Data excerpts:
------------------------------------------------------------
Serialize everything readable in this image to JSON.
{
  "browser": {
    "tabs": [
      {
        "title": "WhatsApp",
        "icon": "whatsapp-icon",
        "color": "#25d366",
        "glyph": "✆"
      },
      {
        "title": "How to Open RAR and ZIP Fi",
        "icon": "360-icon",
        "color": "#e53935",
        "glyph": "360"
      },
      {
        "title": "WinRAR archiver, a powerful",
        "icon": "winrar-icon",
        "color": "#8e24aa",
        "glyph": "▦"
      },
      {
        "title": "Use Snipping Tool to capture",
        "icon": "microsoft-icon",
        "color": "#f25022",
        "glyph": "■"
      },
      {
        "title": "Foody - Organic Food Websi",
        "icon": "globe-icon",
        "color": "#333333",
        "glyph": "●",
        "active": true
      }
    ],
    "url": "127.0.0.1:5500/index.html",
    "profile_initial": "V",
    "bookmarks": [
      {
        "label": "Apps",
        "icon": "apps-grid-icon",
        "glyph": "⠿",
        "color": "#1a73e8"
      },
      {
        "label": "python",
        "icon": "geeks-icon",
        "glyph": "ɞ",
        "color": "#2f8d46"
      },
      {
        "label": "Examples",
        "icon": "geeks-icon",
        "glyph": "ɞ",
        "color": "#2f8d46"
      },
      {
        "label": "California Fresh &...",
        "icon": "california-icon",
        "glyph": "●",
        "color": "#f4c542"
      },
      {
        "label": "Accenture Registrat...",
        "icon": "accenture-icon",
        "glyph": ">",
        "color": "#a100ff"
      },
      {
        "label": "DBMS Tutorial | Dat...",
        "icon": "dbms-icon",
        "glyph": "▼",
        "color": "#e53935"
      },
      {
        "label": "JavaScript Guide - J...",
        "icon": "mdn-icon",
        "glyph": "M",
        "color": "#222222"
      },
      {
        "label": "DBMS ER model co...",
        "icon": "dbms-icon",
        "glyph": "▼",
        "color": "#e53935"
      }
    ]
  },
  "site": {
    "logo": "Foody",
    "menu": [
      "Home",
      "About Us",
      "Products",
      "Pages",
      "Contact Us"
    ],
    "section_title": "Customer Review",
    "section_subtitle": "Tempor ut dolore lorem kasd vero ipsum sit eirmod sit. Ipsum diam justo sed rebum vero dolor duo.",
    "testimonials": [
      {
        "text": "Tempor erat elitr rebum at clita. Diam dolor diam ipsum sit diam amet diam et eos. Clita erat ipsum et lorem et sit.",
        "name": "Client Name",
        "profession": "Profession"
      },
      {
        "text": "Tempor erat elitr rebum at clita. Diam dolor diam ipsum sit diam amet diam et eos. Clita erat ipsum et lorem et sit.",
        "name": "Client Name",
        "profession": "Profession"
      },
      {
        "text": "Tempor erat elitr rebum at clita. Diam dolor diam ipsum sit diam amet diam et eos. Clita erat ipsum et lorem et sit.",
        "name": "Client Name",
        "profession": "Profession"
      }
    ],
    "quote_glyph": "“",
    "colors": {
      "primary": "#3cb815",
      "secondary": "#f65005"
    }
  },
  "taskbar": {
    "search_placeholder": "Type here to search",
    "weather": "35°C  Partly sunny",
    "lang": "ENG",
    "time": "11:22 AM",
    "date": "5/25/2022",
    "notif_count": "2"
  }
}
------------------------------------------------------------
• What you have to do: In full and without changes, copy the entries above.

• Response area:
Serialize everything readable in this image to JSON.
{
  "browser": {
    "tabs": [
      {
        "title": "WhatsApp",
        "icon": "whatsapp-icon",
        "color": "#25d366",
        "glyph": "✆"
      },
      {
        "title": "How to Open RAR and ZIP Fi",
        "icon": "360-icon",
        "color": "#e53935",
        "glyph": "360"
      },
      {
        "title": "WinRAR archiver, a powerful",
        "icon": "winrar-icon",
        "color": "#8e24aa",
        "glyph": "▦"
      },
      {
        "title": "Use Snipping Tool to capture",
        "icon": "microsoft-icon",
        "color": "#f25022",
        "glyph": "■"
      },
      {
        "title": "Foody - Organic Food Websi",
        "icon": "globe-icon",
        "color": "#333333",
        "glyph": "●",
        "active": true
      }
    ],
    "url": "127.0.0.1:5500/index.html",
    "profile_initial": "V",
    "bookmarks": [
      {
        "label": "Apps",
        "icon": "apps-grid-icon",
        "glyph": "⠿",
        "color": "#1a73e8"
      },
      {
        "label": "python",
        "icon": "geeks-icon",
        "glyph": "ɞ",
        "color": "#2f8d46"
      },
      {
        "label": "Examples",
        "icon": "geeks-icon",
        "glyph": "ɞ",
        "color": "#2f8d46"
      },
      {
        "label": "California Fresh &...",
        "icon": "california-icon",
        "glyph": "●",
        "color": "#f4c542"
      },
      {
        "label": "Accenture Registrat...",
        "icon": "accenture-icon",
        "glyph": ">",
        "color": "#a100ff"
      },
      {
        "label": "DBMS Tutorial | Dat...",
        "icon": "dbms-icon",
        "glyph": "▼",
        "color": "#e53935"
      },
      {
        "label": "JavaScript Guide - J...",
        "icon": "mdn-icon",
        "glyph": "M",
        "color": "#222222"
      },
      {
        "label": "DBMS ER model co...",
        "icon": "dbms-icon",
        "glyph": "▼",
        "color": "#e53935"
      }
    ]
  },
  "site": {
    "logo": "Foody",
    "menu": [
      "Home",
      "About Us",
      "Products",
      "Pages",
      "Contact Us"
    ],
    "section_title": "Customer Review",
    "section_subtitle": "Tempor ut dolore lorem kasd vero ipsum sit eirmod sit. Ipsum diam justo sed rebum vero dolor duo.",
    "testimonials": [
      {
        "text": "Tempor erat elitr rebum at clita. Diam dolor diam ipsum sit diam amet diam et eos. Clita erat ipsum et lorem et sit.",
        "name": "Client Name",
        "profession": "Profession"
      },
      {
        "text": "Tempor erat elitr rebum at clita. Diam dolor diam ipsum sit diam amet diam et eos. Clita erat ipsum et lorem et sit.",
        "name": "Client Name",
        "profession": "Profession"
      },
      {
        "text": "Tempor erat elitr rebum at clita. Diam dolor diam ipsum sit diam amet diam et eos. Clita erat ipsum et lorem et sit.",
        "name": "Client Name",
        "profession": "Profession"
      }
    ],
    "quote_glyph": "“",
    "colors": {
      "primary": "#3cb815",
      "secondary": "#f65005"
    }
  },
  "taskbar": {
    "search_placeholder": "Type here to search",
    "weather": "35°C  Partly sunny",
    "lang": "ENG",
    "time": "11:22 AM",
    "date": "5/25/2022",
    "notif_count": "2"
  }
}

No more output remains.